Among the Sullivan & Cromwell partners working for Standard Chartered is Rodgin Cohen, one of the best-known U.S. corporate lawyers, a person familiar with the matter said.
Sullivan & Cromwell has represented other non-U.S. banks probed for allegedly ignoring U.S. sanctions against countries.
Lawsky, in his order, described how officials at Standard Chartered had debated whether to continue its Iranian dealings, which he said exposed the U.S. banking system to terrorists, drug traffickers and corrupt states.
He said that on October 2006, the top official for business in the Americas warned in a “panicked message” that the Iranian dealings could cause “catastrophic reputational damage” and “serious criminal liability.”
A group executive director in London shot back, according to a New York branch officer quoted in the order: “You f---ing Americans. Who are you to tell us, the rest of the world, that we’re not going to deal with Iranians.”
The reply showed “obvious contempt for U.S. banking regulations,” the order said.
At that time the bank had five executive directors: Sands, now chief executive; Richard Meddings, now finance director; Mervyn Davies, a British Labour Party peer; Kai Nargolwala, who later joined Credit Suisse Group AG and left the Swiss bank last year; and Mike DeNoma, who this month departed as CEO of Chinatrust Financial Holding Co. Standard Chartered’s Americas CEO was Ray Ferguson, who is now its Singapore CEO.
These people either declined to comment or could not immediately be reached for comment.
U.S. RULES “UNCLEAR”
The loss of a New York banking license would be a devastating blow for a foreign bank, effectively cutting off direct access to the U.S. bank market.
Lawsky said Standard Chartered processes $190 billion every day for global clients.
The United States imposed economic sanctions on Iran in 1979. Until November 2008 U.S. banks could process some transactions for Iranian banks or individuals provided they were initiated offshore by non-Iranian foreign banks and were on the way to other non-Iranian foreign banks. Such transactions were known as “U-turns.”
David Proctor, who worked for Standard Chartered from 1999 until 2006 and who oversaw the Iran business briefly in 2006 when he was CEO in the United Arab Emirates, said the rules on dealing with Iran were unclear.
“At the time (May 2006), ... the key question was to try and understand exactly what counted as a U-turn transaction,” he said.
Proctor, who now provides advice for banks with BAS Consulting in Singapore, added that Standard Chartered now has to help clear up what actually happened. “Banks these days don’t have a choice,” he said. “You have to be transparent.”
Standard Chartered put the value of Iran-related transactions that did not comply with regulations at less than $14 million, contrasting sharply with the New York regulator’s estimate of $250 billion.

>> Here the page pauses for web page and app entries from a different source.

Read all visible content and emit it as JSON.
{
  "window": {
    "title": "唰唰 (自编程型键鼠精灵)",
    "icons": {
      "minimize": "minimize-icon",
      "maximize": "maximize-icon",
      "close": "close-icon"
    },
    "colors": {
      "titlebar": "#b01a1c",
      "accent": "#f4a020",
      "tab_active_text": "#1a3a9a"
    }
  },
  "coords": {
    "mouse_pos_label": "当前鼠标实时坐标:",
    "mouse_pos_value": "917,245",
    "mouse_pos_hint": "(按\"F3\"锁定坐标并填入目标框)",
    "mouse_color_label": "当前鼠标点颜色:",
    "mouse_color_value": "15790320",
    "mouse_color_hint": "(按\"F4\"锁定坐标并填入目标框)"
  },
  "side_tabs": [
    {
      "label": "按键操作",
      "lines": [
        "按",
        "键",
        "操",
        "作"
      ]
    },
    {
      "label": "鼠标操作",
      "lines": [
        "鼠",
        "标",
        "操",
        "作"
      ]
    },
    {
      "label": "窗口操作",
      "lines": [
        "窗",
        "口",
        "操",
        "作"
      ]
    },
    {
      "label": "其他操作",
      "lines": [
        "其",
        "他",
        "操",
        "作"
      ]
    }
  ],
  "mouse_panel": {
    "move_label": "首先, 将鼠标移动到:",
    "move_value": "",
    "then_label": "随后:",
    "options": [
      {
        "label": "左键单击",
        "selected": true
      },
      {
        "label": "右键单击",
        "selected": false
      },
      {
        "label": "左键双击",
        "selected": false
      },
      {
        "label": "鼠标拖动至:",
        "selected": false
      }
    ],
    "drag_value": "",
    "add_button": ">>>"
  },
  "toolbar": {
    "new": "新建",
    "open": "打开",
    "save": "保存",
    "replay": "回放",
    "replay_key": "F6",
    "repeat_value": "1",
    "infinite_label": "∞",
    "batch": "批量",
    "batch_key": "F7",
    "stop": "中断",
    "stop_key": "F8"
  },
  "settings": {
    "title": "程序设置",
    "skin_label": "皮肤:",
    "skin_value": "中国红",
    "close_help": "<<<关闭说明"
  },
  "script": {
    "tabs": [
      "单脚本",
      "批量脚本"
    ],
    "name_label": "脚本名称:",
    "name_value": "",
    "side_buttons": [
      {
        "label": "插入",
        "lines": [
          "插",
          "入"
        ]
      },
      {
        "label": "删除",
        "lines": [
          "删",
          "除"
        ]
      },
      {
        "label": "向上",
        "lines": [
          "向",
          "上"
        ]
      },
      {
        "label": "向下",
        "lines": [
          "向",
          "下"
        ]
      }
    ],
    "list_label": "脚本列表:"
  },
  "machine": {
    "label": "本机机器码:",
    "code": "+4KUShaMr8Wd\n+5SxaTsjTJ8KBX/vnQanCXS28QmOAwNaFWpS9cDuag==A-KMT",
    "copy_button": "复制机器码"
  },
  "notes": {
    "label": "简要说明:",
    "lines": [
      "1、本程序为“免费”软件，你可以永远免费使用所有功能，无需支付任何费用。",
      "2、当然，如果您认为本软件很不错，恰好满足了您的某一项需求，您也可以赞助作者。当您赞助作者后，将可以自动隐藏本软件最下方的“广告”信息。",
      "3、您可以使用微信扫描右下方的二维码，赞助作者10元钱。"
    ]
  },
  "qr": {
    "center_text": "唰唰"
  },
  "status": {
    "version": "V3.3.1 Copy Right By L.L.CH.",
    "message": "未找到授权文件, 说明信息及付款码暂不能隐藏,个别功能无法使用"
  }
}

It also called Lawsky’s interpretation of the U-turn exemption “incorrect as a matter of law.” Standard Chartered must appear before the Department of Financial Services on August 15.
Standard Chartered is the sixth non-U.S. bank implicated since 2008 over alleged dealings with sanctioned countries.
Barclays Plc, Lloyds Banking Group Plc, Credit Suisse and ING Bank NV have agreed to fines and settlements totaling $1.8 billion, while regulatory filings show that HSBC Holdings Plc is under investigation.
Separately, Barclays agreed in June to pay $453 million to settle U.S. and British probes that it rigged Libor, a global lending benchmark, while a month later a U.S. Senate panel faulted HSBC efforts to police suspect transactions, including with Mexican drug traffickers.
The cost to protect 10 million euros of Standard Chartered debt against default for five years rose on Tuesday to 166,000 euros from 140,000 euros on Monday, according to Markit.
($1=0.6415 British pounds)
Writing by Jonathan Stempel; Additional reporting by Margaret Chadbourn, Karen Freifeld and Noeleen Walder in the United States; Sinead Cruise, Raji Menon, Adam Parry, Martin de Sa'Pinto, Matt Scuffham and Sarah White in Europe and bureaux in Asia; Editing by Leslie Gevirtz